* _What you have to do_: Exactly the lines from the one holding "Enumerate this screenshot's" through the last line of the listing below must appear in the answer, and no pictures.

* _Records for the task_:

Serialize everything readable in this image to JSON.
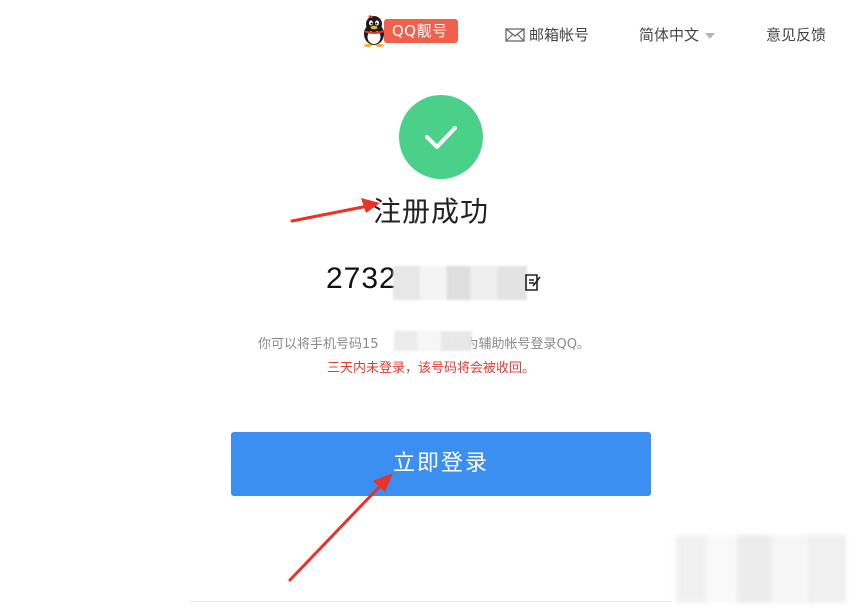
{
  "nav": {
    "qq_pretty_label": "QQ靓号",
    "mail_label": "邮箱帐号",
    "lang_label": "简体中文",
    "feedback_label": "意见反馈"
  },
  "success": {
    "title": "注册成功",
    "account_visible": "2732",
    "info_prefix": "你可以将手机号码15",
    "info_suffix": "作为辅助帐号登录QQ。",
    "warning": "三天内未登录，该号码将会被收回。"
  },
  "login_button": {
    "label": "立即登录"
  },
  "colors": {
    "success_green": "#4bd08a",
    "button_blue": "#3b8ff0",
    "warning_red": "#e63b2e",
    "badge_red": "#f25f4a",
    "arrow_red": "#e8322a"
  },
  "icons": {
    "penguin": "qq-penguin-icon",
    "mail": "mail-icon",
    "caret": "caret-down-icon",
    "check": "check-icon",
    "copy": "copy-icon"
  }
}
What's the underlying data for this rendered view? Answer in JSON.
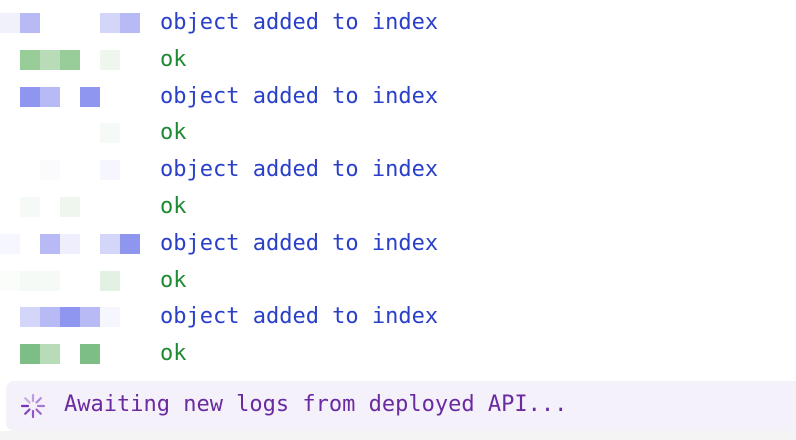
{
  "colors": {
    "message": "#2a40c8",
    "ok": "#1f8a34",
    "status_text": "#6a2aa0",
    "status_bg": "#f5f1fb",
    "spinner": "#7a33b8"
  },
  "log_lines": [
    {
      "text": "object added to index",
      "kind": "message",
      "blocks": [
        [
          "#f1f1fb",
          "#b7baf4",
          null,
          null,
          null,
          "#d3d6f8",
          "#b7baf4"
        ]
      ]
    },
    {
      "text": "ok",
      "kind": "ok",
      "blocks": [
        [
          null,
          "#98cc98",
          "#b7dcb7",
          "#98cc98",
          null,
          "#eef6ee",
          null
        ]
      ]
    },
    {
      "text": "object added to index",
      "kind": "message",
      "blocks": [
        [
          null,
          "#8f96ef",
          "#b7baf4",
          null,
          "#8f96ef",
          null,
          null
        ]
      ]
    },
    {
      "text": "ok",
      "kind": "ok",
      "blocks": [
        [
          null,
          null,
          null,
          null,
          null,
          "#f6faf6",
          null
        ]
      ]
    },
    {
      "text": "object added to index",
      "kind": "message",
      "blocks": [
        [
          null,
          null,
          "#fbfbfe",
          null,
          null,
          "#f6f6fe",
          null
        ]
      ]
    },
    {
      "text": "ok",
      "kind": "ok",
      "blocks": [
        [
          null,
          "#f6faf6",
          null,
          "#eef6ee",
          null,
          null,
          null
        ]
      ]
    },
    {
      "text": "object added to index",
      "kind": "message",
      "blocks": [
        [
          "#f6f6fe",
          null,
          "#b7baf4",
          "#eeeefc",
          null,
          "#d3d6f8",
          "#8f96ef"
        ]
      ]
    },
    {
      "text": "ok",
      "kind": "ok",
      "blocks": [
        [
          "#fbfdfb",
          "#f6faf6",
          "#f6faf6",
          null,
          null,
          "#e3f1e3",
          null
        ]
      ]
    },
    {
      "text": "object added to index",
      "kind": "message",
      "blocks": [
        [
          null,
          "#d3d6f8",
          "#b7baf4",
          "#8f96ef",
          "#b7baf4",
          "#f6f6fe",
          null
        ]
      ]
    },
    {
      "text": "ok",
      "kind": "ok",
      "blocks": [
        [
          null,
          "#7dbe87",
          "#b7dcb7",
          null,
          "#7dbe87",
          null,
          null
        ]
      ]
    }
  ],
  "status": {
    "text": "Awaiting new logs from deployed API...",
    "icon": "spinner-icon"
  }
}
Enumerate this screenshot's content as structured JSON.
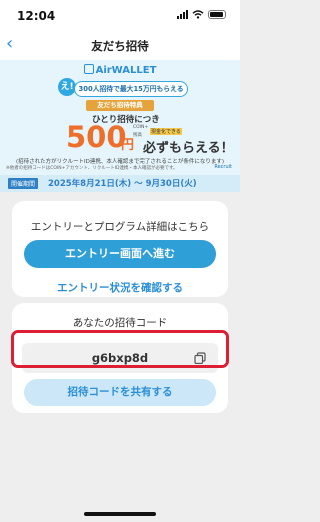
{
  "status_bar": {
    "time": "12:04"
  },
  "nav": {
    "back_glyph": "‹",
    "title": "友だち招待"
  },
  "banner": {
    "brand": "AirWALLET",
    "e_badge": "え!",
    "headline": "300人招待で最大15万円もらえるの!?",
    "tokuten_label": "友だち招待特典",
    "per_person": "ひとり招待につき",
    "amount": "500",
    "yen": "円",
    "coin_small1": "COIN+",
    "coin_small2": "残高",
    "coin_small3": "現金化できる",
    "gets": "必ずもらえる！",
    "note": "(招待された方がリクルートID連携、本人確認まで完了されることが条件になります)",
    "note_small": "※他者の招待コードはCOIN+アカウント、リクルートID連携・本人確認が必要です。",
    "recruit": "Recruit",
    "period_label": "開催期間",
    "period": "2025年8月21日(木) ～ 9月30日(火)"
  },
  "entry_card": {
    "title": "エントリーとプログラム詳細はこちら",
    "primary_button": "エントリー画面へ進む",
    "status_link": "エントリー状況を確認する"
  },
  "invite_card": {
    "title": "あなたの招待コード",
    "code": "g6bxp8d",
    "copy_icon": "copy-icon",
    "share_button": "招待コードを共有する"
  },
  "colors": {
    "accent": "#2f9fd8",
    "highlight": "#dd1e34",
    "promo_orange": "#ee6f2a"
  }
}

* _Answer to this problem_:
Enumerate this screenshot's content as structured JSON.
{
  "status_bar": {
    "time": "12:04"
  },
  "nav": {
    "back_glyph": "‹",
    "title": "友だち招待"
  },
  "banner": {
    "brand": "AirWALLET",
    "e_badge": "え!",
    "headline": "300人招待で最大15万円もらえるの!?",
    "tokuten_label": "友だち招待特典",
    "per_person": "ひとり招待につき",
    "amount": "500",
    "yen": "円",
    "coin_small1": "COIN+",
    "coin_small2": "残高",
    "coin_small3": "現金化できる",
    "gets": "必ずもらえる！",
    "note": "(招待された方がリクルートID連携、本人確認まで完了されることが条件になります)",
    "note_small": "※他者の招待コードはCOIN+アカウント、リクルートID連携・本人確認が必要です。",
    "recruit": "Recruit",
    "period_label": "開催期間",
    "period": "2025年8月21日(木) ～ 9月30日(火)"
  },
  "entry_card": {
    "title": "エントリーとプログラム詳細はこちら",
    "primary_button": "エントリー画面へ進む",
    "status_link": "エントリー状況を確認する"
  },
  "invite_card": {
    "title": "あなたの招待コード",
    "code": "g6bxp8d",
    "copy_icon": "copy-icon",
    "share_button": "招待コードを共有する"
  },
  "colors": {
    "accent": "#2f9fd8",
    "highlight": "#dd1e34",
    "promo_orange": "#ee6f2a"
  }
}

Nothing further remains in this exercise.